1. What are your store policies?
    Please see policies and privacy.
  2. What if I can’t find my location in your shipping options?
    Please contact me and I will see what I can do.  I set up the shipping options as best as I could to be fair for all, but we can work together.
  3. What does saxifrage mean?
    Saxifrages, a.k.a. rockfoils, are holarctic perennial plants.  Saxifraga means “stone-breaker.”  I love the purple mountain saxifrages [Saxifraga oppositifolia] a super whole lot, but a lot of them are rad.  They are common the high Arctic and other places.  The petals are edible, and the leaves and stems can be brewed for tea.  And a flower termed a stone-breaker is punk rock, even if it might mean they have compounds in them good for kidney stones or whatever.  I do not care.
  4. What is your aesthetic?
    I do not do high-fashion items in part because I do not use machines.  I like a rough-and-tumble approach to my work and don’t lose any sleep over a non-traditional appearance.  Some things work, and some things don’t; some items I make and I don’t even care for them but they came out of a flow state, and then someone comes along and that item is THEIR FAVORITE THING and there is little more gratifying than placing it in their care.  I am self-taught with most things in my life, and leatherwork is no exception; I make a crap-ton of mistakes but every once in awhile I come up with something rad.  There are plenty of traditional leatherworkers out there doing outstanding work and following a lot of rules — and doing things beyond my skillset.  That is great and there is nothing wrong with them nor me.
  5. What do you mean by “handmade”?
    I do everything from start to finish, without machines.  If I haven’t, I disclose that.  That means I draw a pattern, transfer the pattern to leather, cut, punch, sew, dye or paint, and finish it myself.  If I add figurative or abstract artwork, it is my own.  If I contract out some artwork — such as airbrushing, pinstriping, or cartooning — I let you know that too.  If it’s chainmaille or another technique, again all me.

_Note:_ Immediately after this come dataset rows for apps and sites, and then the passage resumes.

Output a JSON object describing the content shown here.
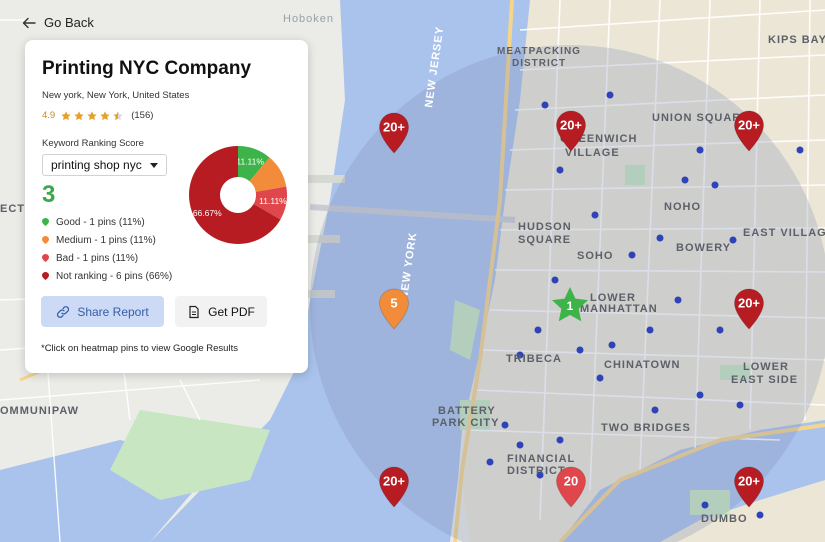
{
  "nav": {
    "back_label": "Go Back"
  },
  "business": {
    "name": "Printing NYC Company",
    "address": "New york, New York, United States",
    "rating": "4.9",
    "rating_value": 4.5,
    "review_count": "(156)"
  },
  "ranking": {
    "label": "Keyword Ranking Score",
    "keyword": "printing shop nyc",
    "score": "3",
    "legend": [
      {
        "label": "Good - 1 pins (11%)",
        "color": "#3db34a"
      },
      {
        "label": "Medium - 1 pins (11%)",
        "color": "#f28c3a"
      },
      {
        "label": "Bad - 1 pins (11%)",
        "color": "#e0474c"
      },
      {
        "label": "Not ranking - 6 pins (66%)",
        "color": "#b71c22"
      }
    ]
  },
  "chart_data": {
    "type": "pie",
    "slices": [
      {
        "label": "11.11%",
        "value": 11.11,
        "color": "#3db34a"
      },
      {
        "label": "",
        "value": 11.11,
        "color": "#f28c3a"
      },
      {
        "label": "11.11%",
        "value": 11.11,
        "color": "#e0474c"
      },
      {
        "label": "66.67%",
        "value": 66.67,
        "color": "#b71c22"
      }
    ]
  },
  "actions": {
    "share_label": "Share Report",
    "pdf_label": "Get PDF"
  },
  "note": "*Click on heatmap pins to view Google Results",
  "map_labels": [
    "Hoboken",
    "MEATPACKING",
    "DISTRICT",
    "KIPS BAY",
    "GREENWICH",
    "VILLAGE",
    "UNION SQUARE",
    "NOHO",
    "HUDSON",
    "SQUARE",
    "BOWERY",
    "EAST VILLAGE",
    "SOHO",
    "LOWER",
    "MANHATTAN",
    "TRIBECA",
    "CHINATOWN",
    "LOWER",
    "EAST SIDE",
    "BATTERY",
    "PARK CITY",
    "TWO BRIDGES",
    "FINANCIAL",
    "DISTRICT",
    "DUMBO",
    "OMMUNIPAW",
    "ECTIO",
    "NEW JERSEY",
    "NEW YORK"
  ],
  "pins": [
    {
      "label": "20+",
      "rank": "not-ranking",
      "color": "#b71c22"
    },
    {
      "label": "20+",
      "rank": "not-ranking",
      "color": "#b71c22"
    },
    {
      "label": "20+",
      "rank": "not-ranking",
      "color": "#b71c22"
    },
    {
      "label": "5",
      "rank": "medium",
      "color": "#f28c3a"
    },
    {
      "label": "20+",
      "rank": "not-ranking",
      "color": "#b71c22"
    },
    {
      "label": "20+",
      "rank": "not-ranking",
      "color": "#b71c22"
    },
    {
      "label": "20",
      "rank": "bad",
      "color": "#e0474c"
    },
    {
      "label": "20+",
      "rank": "not-ranking",
      "color": "#b71c22"
    }
  ],
  "center_pin": {
    "label": "1",
    "color": "#3db34a"
  },
  "colors": {
    "water": "#a9c3ec",
    "land": "#e9ebe6",
    "park": "#c8e6c2",
    "radius": "#9aa8c8"
  }
}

  6. How do I take care of leather?
    Leather will last much longer if properly cleaned and conditioned. You want something that cleans, conditions, softens, provides soil resistance, retards waterspotting, and buffs.
  7. What is Eco-Leather?
    The Eco-Leather I purchased from Organic Leather is described on their website as follows: “The hides we work with for our eco leather come from South America, where the majority of the cows are organic by nature. Although they may not be certified, the cattle are free-range, grass-fed animals which roam on huge expanses of pasture land year round. The pre-tanning is done in South America using farm-bred mimosa and then finished using plant-based dyes in our U.S. factory, which is held to some of the most stringent environmental laws in the world. Our eco leather offers one the best selections of eco-colors found anywhere and is 99% free of heavy metals and chemicals.”
  8. What does “green site” mean?
    My ISP purchases green energy offsets.
  9. Didn’t Saxifrage Leather used to be called something else?
    Yes, Saxifrage Leather is formerly known as Cult of Not-Doing Leather, but that was too obscure of a Bertrand Russell reference and also some people got some weird kind of Satanic panic about it.
  10. Are you certified Made in Alaska?
    Yes! Buy local, buy handmade.